> EXERCISE REQUIREMENTS
From first line to last, copy the listing exactly and omit its pictures.

> EXERCISE MATERIALS
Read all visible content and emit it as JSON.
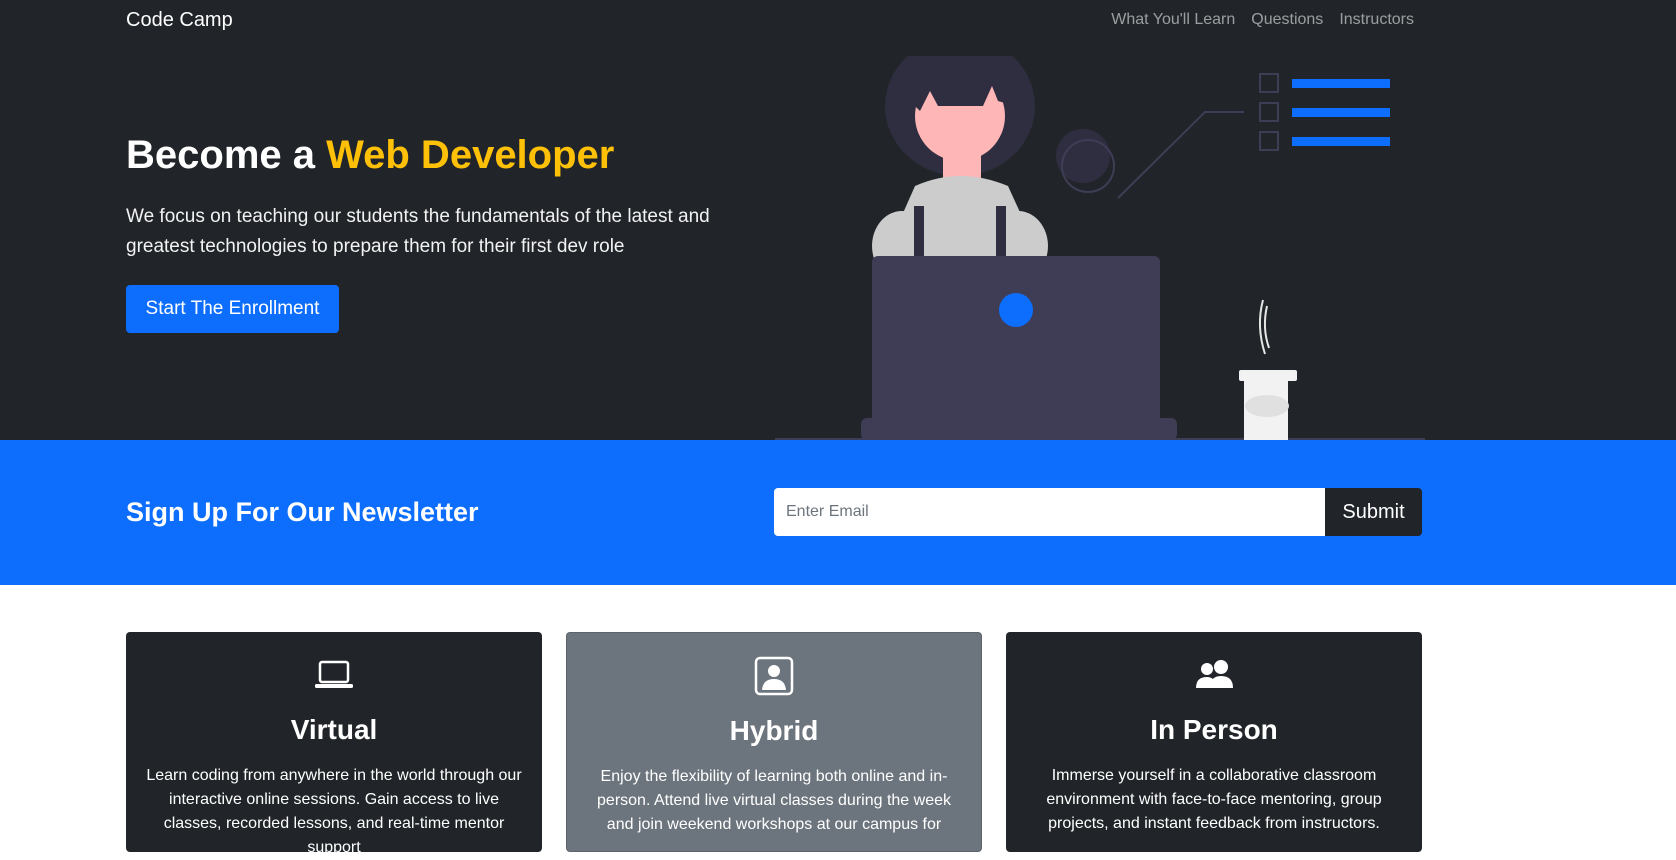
{
  "nav": {
    "brand": "Code Camp",
    "links": [
      "What You'll Learn",
      "Questions",
      "Instructors"
    ]
  },
  "hero": {
    "title_prefix": "Become a ",
    "title_accent": "Web Developer",
    "text": "We focus on teaching our students the fundamentals of the latest and greatest technologies to prepare them for their first dev role",
    "button_label": "Start The Enrollment"
  },
  "newsletter": {
    "title": "Sign Up For Our Newsletter",
    "placeholder": "Enter Email",
    "submit_label": "Submit"
  },
  "cards": [
    {
      "icon": "laptop-icon",
      "title": "Virtual",
      "text": "Learn coding from anywhere in the world through our interactive online sessions. Gain access to live classes, recorded lessons, and real-time mentor support"
    },
    {
      "icon": "person-badge-icon",
      "title": "Hybrid",
      "text": "Enjoy the flexibility of learning both online and in-person. Attend live virtual classes during the week and join weekend workshops at our campus for"
    },
    {
      "icon": "people-icon",
      "title": "In Person",
      "text": "Immerse yourself in a collaborative classroom environment with face-to-face mentoring, group projects, and instant feedback from instructors."
    }
  ],
  "colors": {
    "dark": "#212529",
    "primary": "#0d6efd",
    "accent": "#ffc107",
    "secondary": "#6c757d"
  }
}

> RESULT OF THIS EXERCISE
Read all visible content and emit it as JSON.
{
  "nav": {
    "brand": "Code Camp",
    "links": [
      "What You'll Learn",
      "Questions",
      "Instructors"
    ]
  },
  "hero": {
    "title_prefix": "Become a ",
    "title_accent": "Web Developer",
    "text": "We focus on teaching our students the fundamentals of the latest and greatest technologies to prepare them for their first dev role",
    "button_label": "Start The Enrollment"
  },
  "newsletter": {
    "title": "Sign Up For Our Newsletter",
    "placeholder": "Enter Email",
    "submit_label": "Submit"
  },
  "cards": [
    {
      "icon": "laptop-icon",
      "title": "Virtual",
      "text": "Learn coding from anywhere in the world through our interactive online sessions. Gain access to live classes, recorded lessons, and real-time mentor support"
    },
    {
      "icon": "person-badge-icon",
      "title": "Hybrid",
      "text": "Enjoy the flexibility of learning both online and in-person. Attend live virtual classes during the week and join weekend workshops at our campus for"
    },
    {
      "icon": "people-icon",
      "title": "In Person",
      "text": "Immerse yourself in a collaborative classroom environment with face-to-face mentoring, group projects, and instant feedback from instructors."
    }
  ],
  "colors": {
    "dark": "#212529",
    "primary": "#0d6efd",
    "accent": "#ffc107",
    "secondary": "#6c757d"
  }
}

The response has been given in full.